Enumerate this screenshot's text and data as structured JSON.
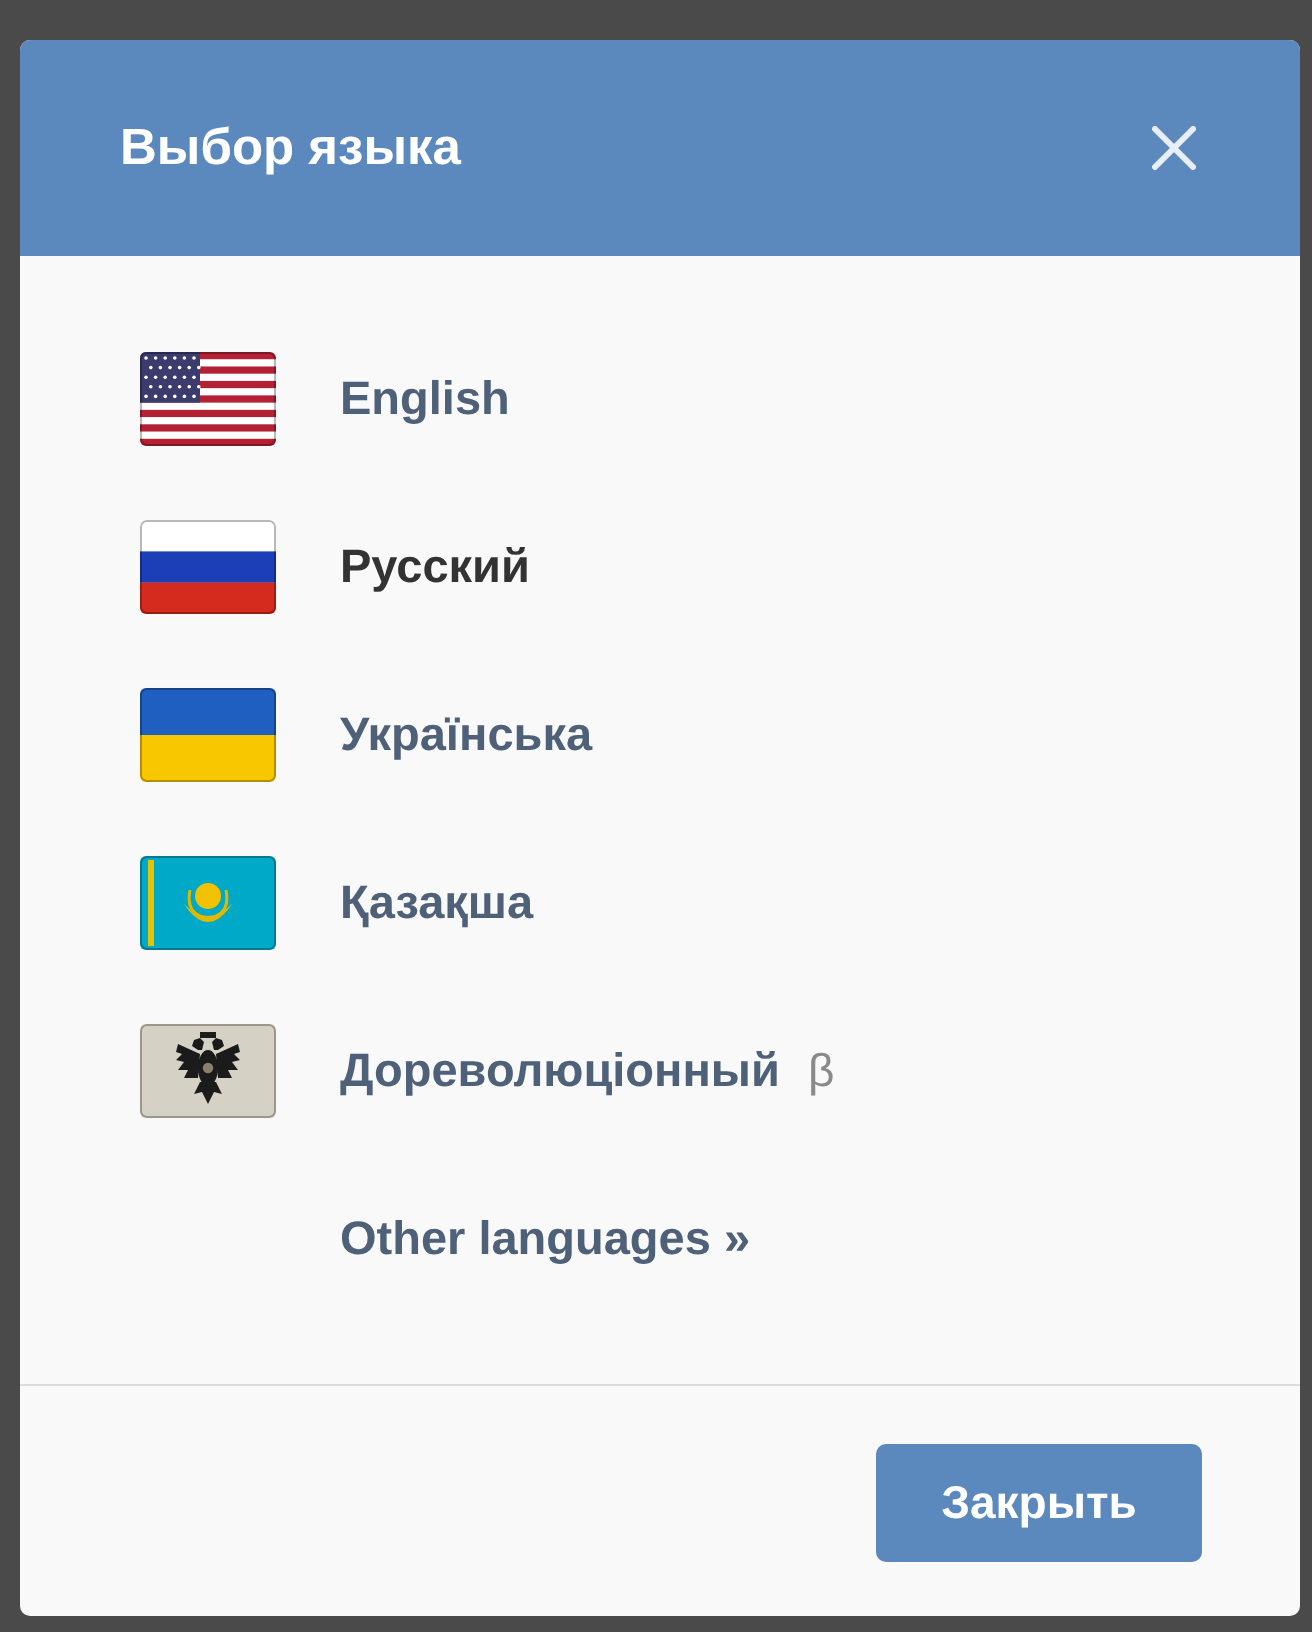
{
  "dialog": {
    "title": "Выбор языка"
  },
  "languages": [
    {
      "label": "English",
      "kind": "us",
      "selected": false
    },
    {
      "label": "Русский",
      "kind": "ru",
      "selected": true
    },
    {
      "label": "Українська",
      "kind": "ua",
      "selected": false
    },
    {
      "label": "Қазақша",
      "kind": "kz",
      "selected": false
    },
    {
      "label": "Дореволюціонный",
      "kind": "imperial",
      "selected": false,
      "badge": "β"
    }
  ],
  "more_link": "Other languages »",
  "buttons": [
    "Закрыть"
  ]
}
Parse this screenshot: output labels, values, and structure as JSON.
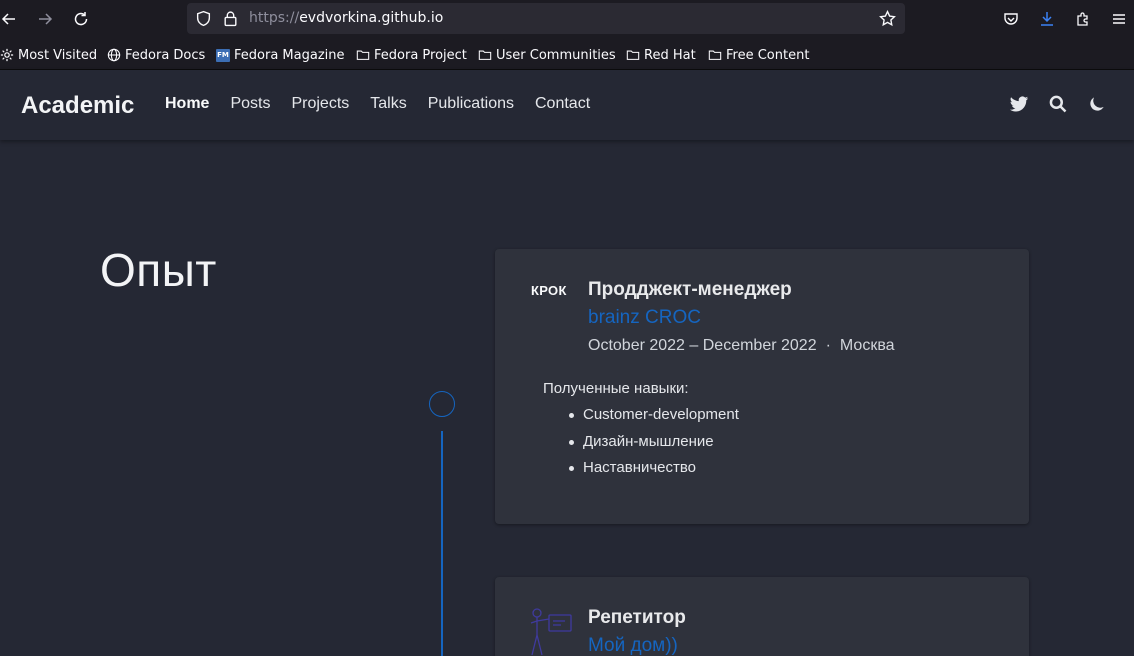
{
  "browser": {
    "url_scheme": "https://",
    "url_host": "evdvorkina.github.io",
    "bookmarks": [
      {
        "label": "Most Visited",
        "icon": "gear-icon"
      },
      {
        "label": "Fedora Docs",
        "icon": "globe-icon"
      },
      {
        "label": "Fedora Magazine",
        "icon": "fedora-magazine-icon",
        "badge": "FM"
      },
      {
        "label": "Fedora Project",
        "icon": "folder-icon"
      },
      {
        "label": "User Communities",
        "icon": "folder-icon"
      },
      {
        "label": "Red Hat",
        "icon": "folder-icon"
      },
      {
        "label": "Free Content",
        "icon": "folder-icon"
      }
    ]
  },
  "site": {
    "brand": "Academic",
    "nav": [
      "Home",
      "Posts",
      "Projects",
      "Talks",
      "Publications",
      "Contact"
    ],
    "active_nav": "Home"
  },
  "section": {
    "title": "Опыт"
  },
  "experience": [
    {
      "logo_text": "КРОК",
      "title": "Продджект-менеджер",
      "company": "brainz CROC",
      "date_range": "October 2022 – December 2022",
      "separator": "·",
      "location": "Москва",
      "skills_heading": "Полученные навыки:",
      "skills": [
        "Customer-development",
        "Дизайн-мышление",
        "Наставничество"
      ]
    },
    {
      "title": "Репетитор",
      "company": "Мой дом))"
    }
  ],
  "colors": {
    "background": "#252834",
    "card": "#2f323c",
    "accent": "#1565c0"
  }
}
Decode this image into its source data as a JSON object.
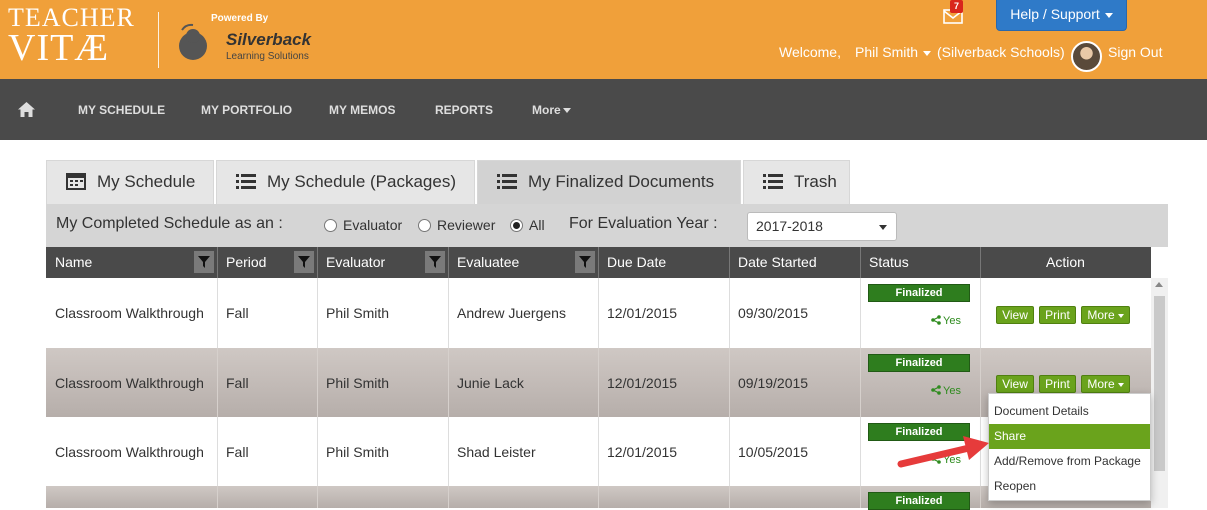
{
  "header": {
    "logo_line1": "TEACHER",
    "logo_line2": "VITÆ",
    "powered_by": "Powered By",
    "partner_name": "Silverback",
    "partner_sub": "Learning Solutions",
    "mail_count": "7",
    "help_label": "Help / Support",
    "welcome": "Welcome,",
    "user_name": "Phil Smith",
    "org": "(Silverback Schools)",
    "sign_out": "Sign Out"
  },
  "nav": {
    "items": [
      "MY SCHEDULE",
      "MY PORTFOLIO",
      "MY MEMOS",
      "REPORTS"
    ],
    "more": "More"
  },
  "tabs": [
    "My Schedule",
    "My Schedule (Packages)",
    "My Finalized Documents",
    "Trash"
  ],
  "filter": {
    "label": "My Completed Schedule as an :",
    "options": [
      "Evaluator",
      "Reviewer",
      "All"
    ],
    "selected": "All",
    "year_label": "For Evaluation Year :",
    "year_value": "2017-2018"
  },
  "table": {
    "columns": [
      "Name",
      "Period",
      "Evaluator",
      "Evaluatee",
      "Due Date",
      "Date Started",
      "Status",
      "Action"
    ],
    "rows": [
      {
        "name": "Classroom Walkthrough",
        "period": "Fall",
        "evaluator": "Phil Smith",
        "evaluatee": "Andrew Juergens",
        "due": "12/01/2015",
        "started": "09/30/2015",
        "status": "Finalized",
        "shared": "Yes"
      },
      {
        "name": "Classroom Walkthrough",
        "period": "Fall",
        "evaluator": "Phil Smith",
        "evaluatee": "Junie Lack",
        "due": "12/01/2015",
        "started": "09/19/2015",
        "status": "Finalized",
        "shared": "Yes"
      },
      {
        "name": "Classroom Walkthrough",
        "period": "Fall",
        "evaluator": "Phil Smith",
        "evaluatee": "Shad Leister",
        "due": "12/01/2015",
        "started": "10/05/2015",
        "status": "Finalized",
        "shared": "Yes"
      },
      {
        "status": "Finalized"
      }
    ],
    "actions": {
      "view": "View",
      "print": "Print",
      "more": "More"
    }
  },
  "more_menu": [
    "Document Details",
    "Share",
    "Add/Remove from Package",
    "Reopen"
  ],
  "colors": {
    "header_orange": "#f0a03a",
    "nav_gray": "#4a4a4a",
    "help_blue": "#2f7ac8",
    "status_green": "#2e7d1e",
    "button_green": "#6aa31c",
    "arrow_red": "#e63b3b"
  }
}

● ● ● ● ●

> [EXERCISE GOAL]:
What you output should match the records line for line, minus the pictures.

> [RESPONSE BOX]:
Enumerate this screenshot's text and data as structured JSON.
{
  "dialog": {
    "title": "Выбор языка"
  },
  "languages": [
    {
      "label": "English",
      "kind": "us",
      "selected": false
    },
    {
      "label": "Русский",
      "kind": "ru",
      "selected": true
    },
    {
      "label": "Українська",
      "kind": "ua",
      "selected": false
    },
    {
      "label": "Қазақша",
      "kind": "kz",
      "selected": false
    },
    {
      "label": "Дореволюціонный",
      "kind": "imperial",
      "selected": false,
      "badge": "β"
    }
  ],
  "more_link": "Other languages »",
  "buttons": [
    "Закрыть"
  ]
}
Parse this screenshot: output labels, values, and structure as JSON.
{
  "browser": {
    "url_scheme": "https://",
    "url_host": "evdvorkina.github.io",
    "bookmarks": [
      {
        "label": "Most Visited",
        "icon": "gear-icon"
      },
      {
        "label": "Fedora Docs",
        "icon": "globe-icon"
      },
      {
        "label": "Fedora Magazine",
        "icon": "fedora-magazine-icon",
        "badge": "FM"
      },
      {
        "label": "Fedora Project",
        "icon": "folder-icon"
      },
      {
        "label": "User Communities",
        "icon": "folder-icon"
      },
      {
        "label": "Red Hat",
        "icon": "folder-icon"
      },
      {
        "label": "Free Content",
        "icon": "folder-icon"
      }
    ]
  },
  "site": {
    "brand": "Academic",
    "nav": [
      "Home",
      "Posts",
      "Projects",
      "Talks",
      "Publications",
      "Contact"
    ],
    "active_nav": "Home"
  },
  "section": {
    "title": "Опыт"
  },
  "experience": [
    {
      "logo_text": "КРОК",
      "title": "Продджект-менеджер",
      "company": "brainz CROC",
      "date_range": "October 2022 – December 2022",
      "separator": "·",
      "location": "Москва",
      "skills_heading": "Полученные навыки:",
      "skills": [
        "Customer-development",
        "Дизайн-мышление",
        "Наставничество"
      ]
    },
    {
      "title": "Репетитор",
      "company": "Мой дом))"
    }
  ],
  "colors": {
    "background": "#252834",
    "card": "#2f323c",
    "accent": "#1565c0"
  }
}
Decode this image into its source data as a JSON object.
{
  "header": {
    "logo_line1": "TEACHER",
    "logo_line2": "VITÆ",
    "powered_by": "Powered By",
    "partner_name": "Silverback",
    "partner_sub": "Learning Solutions",
    "mail_count": "7",
    "help_label": "Help / Support",
    "welcome": "Welcome,",
    "user_name": "Phil Smith",
    "org": "(Silverback Schools)",
    "sign_out": "Sign Out"
  },
  "nav": {
    "items": [
      "MY SCHEDULE",
      "MY PORTFOLIO",
      "MY MEMOS",
      "REPORTS"
    ],
    "more": "More"
  },
  "tabs": [
    "My Schedule",
    "My Schedule (Packages)",
    "My Finalized Documents",
    "Trash"
  ],
  "filter": {
    "label": "My Completed Schedule as an :",
    "options": [
      "Evaluator",
      "Reviewer",
      "All"
    ],
    "selected": "All",
    "year_label": "For Evaluation Year :",
    "year_value": "2017-2018"
  },
  "table": {
    "columns": [
      "Name",
      "Period",
      "Evaluator",
      "Evaluatee",
      "Due Date",
      "Date Started",
      "Status",
      "Action"
    ],
    "rows": [
      {
        "name": "Classroom Walkthrough",
        "period": "Fall",
        "evaluator": "Phil Smith",
        "evaluatee": "Andrew Juergens",
        "due": "12/01/2015",
        "started": "09/30/2015",
        "status": "Finalized",
        "shared": "Yes"
      },
      {
        "name": "Classroom Walkthrough",
        "period": "Fall",
        "evaluator": "Phil Smith",
        "evaluatee": "Junie Lack",
        "due": "12/01/2015",
        "started": "09/19/2015",
        "status": "Finalized",
        "shared": "Yes"
      },
      {
        "name": "Classroom Walkthrough",
        "period": "Fall",
        "evaluator": "Phil Smith",
        "evaluatee": "Shad Leister",
        "due": "12/01/2015",
        "started": "10/05/2015",
        "status": "Finalized",
        "shared": "Yes"
      },
      {
        "status": "Finalized"
      }
    ],
    "actions": {
      "view": "View",
      "print": "Print",
      "more": "More"
    }
  },
  "more_menu": [
    "Document Details",
    "Share",
    "Add/Remove from Package",
    "Reopen"
  ],
  "colors": {
    "header_orange": "#f0a03a",
    "nav_gray": "#4a4a4a",
    "help_blue": "#2f7ac8",
    "status_green": "#2e7d1e",
    "button_green": "#6aa31c",
    "arrow_red": "#e63b3b"
  }
}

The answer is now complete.